---- Information given

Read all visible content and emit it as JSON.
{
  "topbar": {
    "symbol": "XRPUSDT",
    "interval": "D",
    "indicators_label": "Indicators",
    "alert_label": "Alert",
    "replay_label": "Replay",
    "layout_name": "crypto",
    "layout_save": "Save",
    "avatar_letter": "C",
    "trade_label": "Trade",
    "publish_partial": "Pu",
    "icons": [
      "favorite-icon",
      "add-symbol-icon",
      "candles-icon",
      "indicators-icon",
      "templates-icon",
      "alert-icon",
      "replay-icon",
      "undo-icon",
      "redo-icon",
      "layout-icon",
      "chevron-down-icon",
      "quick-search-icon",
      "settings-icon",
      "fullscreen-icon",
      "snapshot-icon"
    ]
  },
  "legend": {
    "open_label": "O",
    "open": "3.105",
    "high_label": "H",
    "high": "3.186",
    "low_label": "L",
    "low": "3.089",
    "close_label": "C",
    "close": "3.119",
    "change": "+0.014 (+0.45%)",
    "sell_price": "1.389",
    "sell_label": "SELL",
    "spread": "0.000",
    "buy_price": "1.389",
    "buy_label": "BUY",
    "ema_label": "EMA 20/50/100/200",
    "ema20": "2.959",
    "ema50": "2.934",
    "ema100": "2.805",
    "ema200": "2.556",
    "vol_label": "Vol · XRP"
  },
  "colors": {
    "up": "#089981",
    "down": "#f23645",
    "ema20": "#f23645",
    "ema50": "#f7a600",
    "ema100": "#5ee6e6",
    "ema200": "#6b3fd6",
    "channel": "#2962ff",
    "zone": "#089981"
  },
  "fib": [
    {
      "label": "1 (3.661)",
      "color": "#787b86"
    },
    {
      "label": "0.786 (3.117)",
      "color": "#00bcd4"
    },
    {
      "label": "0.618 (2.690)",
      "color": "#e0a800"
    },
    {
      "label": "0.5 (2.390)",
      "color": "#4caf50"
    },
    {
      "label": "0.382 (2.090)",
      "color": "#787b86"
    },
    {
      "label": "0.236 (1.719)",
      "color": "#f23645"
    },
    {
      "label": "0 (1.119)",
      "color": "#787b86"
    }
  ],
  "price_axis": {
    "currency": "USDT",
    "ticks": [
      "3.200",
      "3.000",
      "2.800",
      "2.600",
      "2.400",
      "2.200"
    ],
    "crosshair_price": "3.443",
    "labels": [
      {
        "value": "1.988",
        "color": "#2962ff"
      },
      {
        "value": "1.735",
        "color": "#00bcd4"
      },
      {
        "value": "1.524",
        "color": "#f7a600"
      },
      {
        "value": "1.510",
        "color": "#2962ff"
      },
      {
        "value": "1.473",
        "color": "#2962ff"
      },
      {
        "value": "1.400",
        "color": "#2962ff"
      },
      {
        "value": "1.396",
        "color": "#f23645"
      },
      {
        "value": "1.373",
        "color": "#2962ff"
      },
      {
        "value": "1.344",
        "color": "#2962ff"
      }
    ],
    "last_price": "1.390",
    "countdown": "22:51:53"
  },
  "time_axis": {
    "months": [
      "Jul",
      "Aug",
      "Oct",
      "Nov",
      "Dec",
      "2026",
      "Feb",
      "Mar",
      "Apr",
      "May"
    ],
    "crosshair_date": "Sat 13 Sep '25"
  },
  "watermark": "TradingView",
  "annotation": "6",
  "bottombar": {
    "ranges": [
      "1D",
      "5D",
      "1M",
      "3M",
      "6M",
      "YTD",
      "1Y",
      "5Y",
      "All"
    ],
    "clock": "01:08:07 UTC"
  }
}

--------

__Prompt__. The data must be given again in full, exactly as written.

__Expected answer__.
Read all visible content and emit it as JSON.
{
  "topbar": {
    "symbol": "XRPUSDT",
    "interval": "D",
    "indicators_label": "Indicators",
    "alert_label": "Alert",
    "replay_label": "Replay",
    "layout_name": "crypto",
    "layout_save": "Save",
    "avatar_letter": "C",
    "trade_label": "Trade",
    "publish_partial": "Pu",
    "icons": [
      "favorite-icon",
      "add-symbol-icon",
      "candles-icon",
      "indicators-icon",
      "templates-icon",
      "alert-icon",
      "replay-icon",
      "undo-icon",
      "redo-icon",
      "layout-icon",
      "chevron-down-icon",
      "quick-search-icon",
      "settings-icon",
      "fullscreen-icon",
      "snapshot-icon"
    ]
  },
  "legend": {
    "open_label": "O",
    "open": "3.105",
    "high_label": "H",
    "high": "3.186",
    "low_label": "L",
    "low": "3.089",
    "close_label": "C",
    "close": "3.119",
    "change": "+0.014 (+0.45%)",
    "sell_price": "1.389",
    "sell_label": "SELL",
    "spread": "0.000",
    "buy_price": "1.389",
    "buy_label": "BUY",
    "ema_label": "EMA 20/50/100/200",
    "ema20": "2.959",
    "ema50": "2.934",
    "ema100": "2.805",
    "ema200": "2.556",
    "vol_label": "Vol · XRP"
  },
  "colors": {
    "up": "#089981",
    "down": "#f23645",
    "ema20": "#f23645",
    "ema50": "#f7a600",
    "ema100": "#5ee6e6",
    "ema200": "#6b3fd6",
    "channel": "#2962ff",
    "zone": "#089981"
  },
  "fib": [
    {
      "label": "1 (3.661)",
      "color": "#787b86"
    },
    {
      "label": "0.786 (3.117)",
      "color": "#00bcd4"
    },
    {
      "label": "0.618 (2.690)",
      "color": "#e0a800"
    },
    {
      "label": "0.5 (2.390)",
      "color": "#4caf50"
    },
    {
      "label": "0.382 (2.090)",
      "color": "#787b86"
    },
    {
      "label": "0.236 (1.719)",
      "color": "#f23645"
    },
    {
      "label": "0 (1.119)",
      "color": "#787b86"
    }
  ],
  "price_axis": {
    "currency": "USDT",
    "ticks": [
      "3.200",
      "3.000",
      "2.800",
      "2.600",
      "2.400",
      "2.200"
    ],
    "crosshair_price": "3.443",
    "labels": [
      {
        "value": "1.988",
        "color": "#2962ff"
      },
      {
        "value": "1.735",
        "color": "#00bcd4"
      },
      {
        "value": "1.524",
        "color": "#f7a600"
      },
      {
        "value": "1.510",
        "color": "#2962ff"
      },
      {
        "value": "1.473",
        "color": "#2962ff"
      },
      {
        "value": "1.400",
        "color": "#2962ff"
      },
      {
        "value": "1.396",
        "color": "#f23645"
      },
      {
        "value": "1.373",
        "color": "#2962ff"
      },
      {
        "value": "1.344",
        "color": "#2962ff"
      }
    ],
    "last_price": "1.390",
    "countdown": "22:51:53"
  },
  "time_axis": {
    "months": [
      "Jul",
      "Aug",
      "Oct",
      "Nov",
      "Dec",
      "2026",
      "Feb",
      "Mar",
      "Apr",
      "May"
    ],
    "crosshair_date": "Sat 13 Sep '25"
  },
  "watermark": "TradingView",
  "annotation": "6",
  "bottombar": {
    "ranges": [
      "1D",
      "5D",
      "1M",
      "3M",
      "6M",
      "YTD",
      "1Y",
      "5Y",
      "All"
    ],
    "clock": "01:08:07 UTC"
  }
}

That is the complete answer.